● Excerpted data
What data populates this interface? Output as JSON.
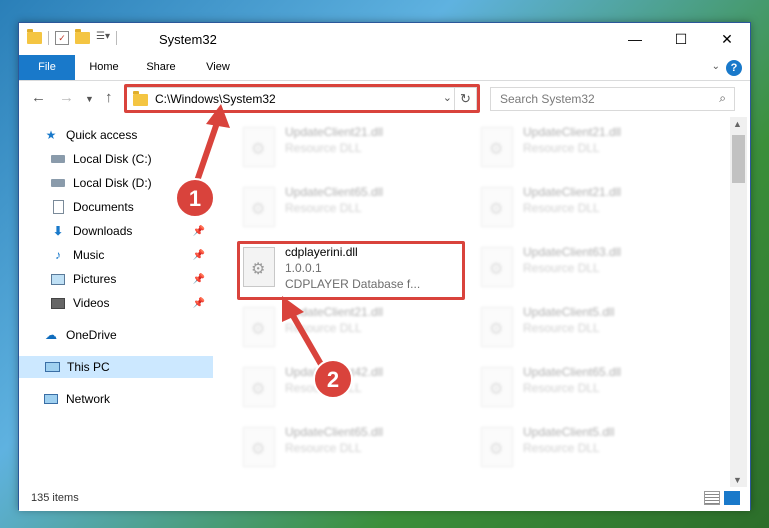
{
  "window": {
    "title": "System32",
    "controls": {
      "minimize": "—",
      "maximize": "☐",
      "close": "✕"
    }
  },
  "ribbon": {
    "tabs": [
      "File",
      "Home",
      "Share",
      "View"
    ],
    "help": "?",
    "expand": "⌄"
  },
  "nav": {
    "address": "C:\\Windows\\System32",
    "search_placeholder": "Search System32"
  },
  "sidebar": {
    "items": [
      {
        "label": "Quick access",
        "icon": "star-icon"
      },
      {
        "label": "Local Disk (C:)",
        "icon": "drive-icon"
      },
      {
        "label": "Local Disk (D:)",
        "icon": "drive-icon"
      },
      {
        "label": "Documents",
        "icon": "document-icon"
      },
      {
        "label": "Downloads",
        "icon": "download-icon"
      },
      {
        "label": "Music",
        "icon": "music-icon"
      },
      {
        "label": "Pictures",
        "icon": "pictures-icon"
      },
      {
        "label": "Videos",
        "icon": "videos-icon"
      },
      {
        "label": "OneDrive",
        "icon": "cloud-icon"
      },
      {
        "label": "This PC",
        "icon": "computer-icon"
      },
      {
        "label": "Network",
        "icon": "network-icon"
      }
    ]
  },
  "files": {
    "left": [
      {
        "name": "UpdateClient21.dll",
        "type": "Resource DLL"
      },
      {
        "name": "UpdateClient65.dll",
        "type": "Resource DLL"
      },
      {
        "name": "cdplayerini.dll",
        "type": "1.0.0.1",
        "desc": "CDPLAYER Database f..."
      },
      {
        "name": "UpdateClient21.dll",
        "type": "Resource DLL"
      },
      {
        "name": "UpdateClient42.dll",
        "type": "Resource DLL"
      },
      {
        "name": "UpdateClient65.dll",
        "type": "Resource DLL"
      }
    ],
    "right": [
      {
        "name": "UpdateClient21.dll",
        "type": "Resource DLL"
      },
      {
        "name": "UpdateClient21.dll",
        "type": "Resource DLL"
      },
      {
        "name": "UpdateClient63.dll",
        "type": "Resource DLL"
      },
      {
        "name": "UpdateClient5.dll",
        "type": "Resource DLL"
      },
      {
        "name": "UpdateClient65.dll",
        "type": "Resource DLL"
      },
      {
        "name": "UpdateClient5.dll",
        "type": "Resource DLL"
      }
    ]
  },
  "status": {
    "count": "135 items"
  },
  "annotations": {
    "step1": "1",
    "step2": "2"
  },
  "colors": {
    "accent": "#1979ca",
    "highlight": "#d9433c",
    "selected": "#cce8ff"
  }
}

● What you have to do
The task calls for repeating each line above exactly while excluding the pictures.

● Written answer
What data populates this interface? Output as JSON.
{
  "window": {
    "title": "System32",
    "controls": {
      "minimize": "—",
      "maximize": "☐",
      "close": "✕"
    }
  },
  "ribbon": {
    "tabs": [
      "File",
      "Home",
      "Share",
      "View"
    ],
    "help": "?",
    "expand": "⌄"
  },
  "nav": {
    "address": "C:\\Windows\\System32",
    "search_placeholder": "Search System32"
  },
  "sidebar": {
    "items": [
      {
        "label": "Quick access",
        "icon": "star-icon"
      },
      {
        "label": "Local Disk (C:)",
        "icon": "drive-icon"
      },
      {
        "label": "Local Disk (D:)",
        "icon": "drive-icon"
      },
      {
        "label": "Documents",
        "icon": "document-icon"
      },
      {
        "label": "Downloads",
        "icon": "download-icon"
      },
      {
        "label": "Music",
        "icon": "music-icon"
      },
      {
        "label": "Pictures",
        "icon": "pictures-icon"
      },
      {
        "label": "Videos",
        "icon": "videos-icon"
      },
      {
        "label": "OneDrive",
        "icon": "cloud-icon"
      },
      {
        "label": "This PC",
        "icon": "computer-icon"
      },
      {
        "label": "Network",
        "icon": "network-icon"
      }
    ]
  },
  "files": {
    "left": [
      {
        "name": "UpdateClient21.dll",
        "type": "Resource DLL"
      },
      {
        "name": "UpdateClient65.dll",
        "type": "Resource DLL"
      },
      {
        "name": "cdplayerini.dll",
        "type": "1.0.0.1",
        "desc": "CDPLAYER Database f..."
      },
      {
        "name": "UpdateClient21.dll",
        "type": "Resource DLL"
      },
      {
        "name": "UpdateClient42.dll",
        "type": "Resource DLL"
      },
      {
        "name": "UpdateClient65.dll",
        "type": "Resource DLL"
      }
    ],
    "right": [
      {
        "name": "UpdateClient21.dll",
        "type": "Resource DLL"
      },
      {
        "name": "UpdateClient21.dll",
        "type": "Resource DLL"
      },
      {
        "name": "UpdateClient63.dll",
        "type": "Resource DLL"
      },
      {
        "name": "UpdateClient5.dll",
        "type": "Resource DLL"
      },
      {
        "name": "UpdateClient65.dll",
        "type": "Resource DLL"
      },
      {
        "name": "UpdateClient5.dll",
        "type": "Resource DLL"
      }
    ]
  },
  "status": {
    "count": "135 items"
  },
  "annotations": {
    "step1": "1",
    "step2": "2"
  },
  "colors": {
    "accent": "#1979ca",
    "highlight": "#d9433c",
    "selected": "#cce8ff"
  }
}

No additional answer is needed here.